◆ **Exercise data**:
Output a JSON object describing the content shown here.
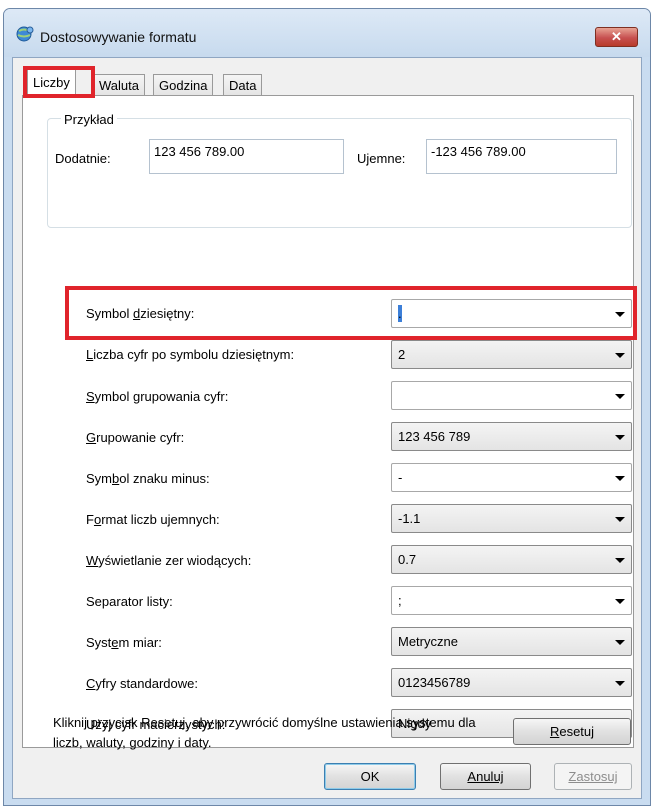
{
  "window": {
    "title": "Dostosowywanie formatu",
    "close_symbol": "✕"
  },
  "tabs": [
    {
      "label": "Liczby",
      "active": true
    },
    {
      "label": "Waluta",
      "active": false
    },
    {
      "label": "Godzina",
      "active": false
    },
    {
      "label": "Data",
      "active": false
    }
  ],
  "example": {
    "legend": "Przykład",
    "positive_label": "Dodatnie:",
    "positive_value": "123 456 789.00",
    "negative_label": "Ujemne:",
    "negative_value": "-123 456 789.00"
  },
  "settings": [
    {
      "label_pre": "Symbol ",
      "label_key": "d",
      "label_post": "ziesiętny:",
      "value": "."
    },
    {
      "label_pre": "",
      "label_key": "L",
      "label_post": "iczba cyfr po symbolu dziesiętnym:",
      "value": "2"
    },
    {
      "label_pre": "",
      "label_key": "S",
      "label_post": "ymbol grupowania cyfr:",
      "value": ""
    },
    {
      "label_pre": "",
      "label_key": "G",
      "label_post": "rupowanie cyfr:",
      "value": "123 456 789"
    },
    {
      "label_pre": "Sym",
      "label_key": "b",
      "label_post": "ol znaku minus:",
      "value": "-"
    },
    {
      "label_pre": "F",
      "label_key": "o",
      "label_post": "rmat liczb ujemnych:",
      "value": "-1.1"
    },
    {
      "label_pre": "",
      "label_key": "W",
      "label_post": "yświetlanie zer wiodących:",
      "value": "0.7"
    },
    {
      "label_pre": "Separator listy:",
      "label_key": "",
      "label_post": "",
      "value": ";"
    },
    {
      "label_pre": "Syst",
      "label_key": "e",
      "label_post": "m miar:",
      "value": "Metryczne"
    },
    {
      "label_pre": "",
      "label_key": "C",
      "label_post": "yfry standardowe:",
      "value": "0123456789"
    },
    {
      "label_pre": "Użyj cyfr macierzystych:",
      "label_key": "",
      "label_post": "",
      "value": "Nigdy"
    }
  ],
  "note": "Kliknij przycisk Resetuj, aby przywrócić domyślne ustawienia systemu dla liczb, waluty, godziny i daty.",
  "reset": {
    "pre": "",
    "key": "R",
    "post": "esetuj"
  },
  "buttons": {
    "ok": "OK",
    "cancel": "Anuluj",
    "apply": "Zastosuj"
  },
  "colors": {
    "highlight": "#e0242b",
    "caret": "#3c7fd8"
  }
}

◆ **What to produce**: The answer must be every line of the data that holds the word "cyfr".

◆ **Answer space**:
      "label_post": "iczba cyfr po symbolu dziesiętnym:",
      "label_post": "ymbol grupowania cyfr:",
      "label_post": "rupowanie cyfr:",
      "label_pre": "Użyj cyfr macierzystych:",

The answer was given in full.